Hong Kong: When Southern Legend enters his allotted barrier for the HK$25 million Longines Hong Kong Mile on Sunday, the bay will stand alongside 12 fellow challengers taking on a horse in process of being anointed to greatness around the Sha Tin stable yard.
Beauty Generation’s remarkable display in the Grade 2 Jockey Club Mile two and a half weeks ago – on the back of two dominant weight-carrying feats – elevated John Moore’s galloper to a hallowed tier.
Last year’s Grade 1 Hong Kong Mile hero is being talked about in the same breath as his mighty stable forerunner Able Friend, Hong Kong’s all-time highest-rated galloper.
“Beauty Generation is there already, judging him on his three performances this season,” Southern Legend’s trainer Caspar Fownes observed yesterday.
Over-hype is the sports sphere’s ubiquitous bore, so could it be that the building air of invincibility around Beauty Generation is being overblown?
“No. Nothing in that race will beat him,” Fownes said. “He’s just at a different level; he’s got the real wow factor. He looks to be the horse for the next year and a half to two years. He’s at a higher level, he shattered the course record last start – his prior two runs with 133lb on his back were so impressive. He’s up there with the best in the world.”
That he is – according to the numbers. Beauty Generation is currently rated 126 in the Longines World’s Best Racehorse Rankings, one point lower than Able Friend’s peak mark.
He is the world’s top-rated specialist turf miler, a perhaps convoluted way of saying he’s the best horse this year to have raced at 1600m on grass other than the phenomenal Winx, whose top rating of 130 came in the Queen Elizabeth Stakes over 2000m.
Fownes, who has declared Beauty Generation’s performances this season to be “Winx-like” is not alone in believing his own horse is running for second place, despite the field featuring a slew of top-class gallopers, notably Japan’s talented duo Persian Knight – perceived to be a serious danger – and Vivlos, and the European raiders One Master and Inns Of Court.

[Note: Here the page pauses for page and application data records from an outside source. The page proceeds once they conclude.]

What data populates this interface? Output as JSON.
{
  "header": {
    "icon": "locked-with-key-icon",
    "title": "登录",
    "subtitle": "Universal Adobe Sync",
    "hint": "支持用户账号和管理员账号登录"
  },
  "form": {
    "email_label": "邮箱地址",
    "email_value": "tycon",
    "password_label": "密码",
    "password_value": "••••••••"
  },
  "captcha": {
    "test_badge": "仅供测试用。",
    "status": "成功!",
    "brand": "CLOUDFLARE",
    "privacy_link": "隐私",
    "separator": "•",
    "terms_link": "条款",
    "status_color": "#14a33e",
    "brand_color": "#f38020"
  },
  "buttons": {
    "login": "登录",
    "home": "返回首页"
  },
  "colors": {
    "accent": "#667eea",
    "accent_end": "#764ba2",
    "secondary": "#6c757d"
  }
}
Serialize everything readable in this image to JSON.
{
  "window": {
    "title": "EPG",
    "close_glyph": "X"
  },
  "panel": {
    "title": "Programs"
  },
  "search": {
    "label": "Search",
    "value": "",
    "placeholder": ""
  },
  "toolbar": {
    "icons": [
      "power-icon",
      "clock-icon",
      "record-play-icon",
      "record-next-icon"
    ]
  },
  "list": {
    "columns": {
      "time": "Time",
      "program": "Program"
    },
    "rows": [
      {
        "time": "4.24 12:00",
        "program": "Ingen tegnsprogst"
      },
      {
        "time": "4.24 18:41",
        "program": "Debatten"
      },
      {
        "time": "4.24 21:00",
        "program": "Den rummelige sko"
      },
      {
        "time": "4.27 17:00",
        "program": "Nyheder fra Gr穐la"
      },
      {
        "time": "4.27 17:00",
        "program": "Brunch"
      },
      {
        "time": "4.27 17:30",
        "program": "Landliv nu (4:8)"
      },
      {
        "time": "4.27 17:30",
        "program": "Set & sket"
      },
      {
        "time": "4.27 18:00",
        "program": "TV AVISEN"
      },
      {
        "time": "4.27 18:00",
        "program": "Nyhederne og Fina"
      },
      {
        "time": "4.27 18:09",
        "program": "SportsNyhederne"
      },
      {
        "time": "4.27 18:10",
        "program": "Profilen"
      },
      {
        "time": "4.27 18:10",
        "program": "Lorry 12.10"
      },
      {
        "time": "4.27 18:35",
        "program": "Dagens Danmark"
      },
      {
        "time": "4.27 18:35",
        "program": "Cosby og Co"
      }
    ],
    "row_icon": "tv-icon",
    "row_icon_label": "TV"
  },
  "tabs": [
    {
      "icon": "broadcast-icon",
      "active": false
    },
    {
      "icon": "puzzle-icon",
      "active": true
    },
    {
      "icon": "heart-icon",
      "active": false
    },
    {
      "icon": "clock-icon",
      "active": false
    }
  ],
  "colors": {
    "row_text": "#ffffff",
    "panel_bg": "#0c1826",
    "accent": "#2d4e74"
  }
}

Douglas Whyte has had a rear-end view of Beauty Generation from astride Southern Legend at his last two starts.
The 13-time Hong Kong champion, who snared the latest two of his three Longines HKIR wins in 2013 with Akeed Mofeed (Cup) and Glorious Days (Mile), echoed Fownes’ take on the race. “Look, something’s got to run second to Beauty Generation and he did last time so let’s hope he can earn some prize money again,” Whyte said.
And the Southern Legend camp is not alone in believing they have an impossible task if a healthy Beauty Generation shows up.
Trainer Tony Millard, who will saddle Singapore Sling in opposition, said, “Frankly, we’re running for place money if they allow Beauty Generation to dictate,” while Fifty Fifty’s handler Peter Ho said, “Hopefully Fifty Fifty can get a place – he can’t win but racing is racing, so you never know.”
Southern Legend, for his part, is in rude health for his upcoming task. The six-year-old won the 1400m Class 1 handicap on International day last year and progressed to finish a length and three quarters third to Beauty Generation in the Grade 1 Champions Mile in April, before a landmark win in the Grade 1 Kranji Mile in Singapore.
“Looking back, he had a great prep and was consistent throughout last season – if you take that form to Singapore you’re obviously a big chance. But now we’re back in Hong Kong for the big one and it’s a different proposition but we’re looking for a first three to four finish with him,” Fownes said.
“I’m very happy with his prep coming in off a really nice second the other day. He’s remained in good form and I’m looking forward to the race on Sunday.”
Whyte, too is pleased with Southern Legend’s well being but does not believe his mount will find much, if anything, on his meritorious last start second in the Jockey Club Mile.
“I think he’s going in pretty much in the same kind of form. I don’t think he can be much better than last time – he ran out of his skin,” the jockey said.
“He trialed very well before his last run and he ran tremendous, so for him to run better than that and win, he’s got to improve three or four lengths. I think if he just stays the same he’s going to be competitive.”
Fownes, meanwhile, is without a win at the year-end showpiece since Lucky Nine took the 2011 Hong Kong Sprint. “I’m itching to get a top grader again. We’ve gone close a few times, running second on the big day – Military Attack, Green Birdie and the big horse, Thumbs Up,” he said.
“Hopefully, Beauty Generation is not on his game for some reason but that looks doubtful. He’s just in a different league at this stage, he’s incredible!” – Hong Kong Jockey Club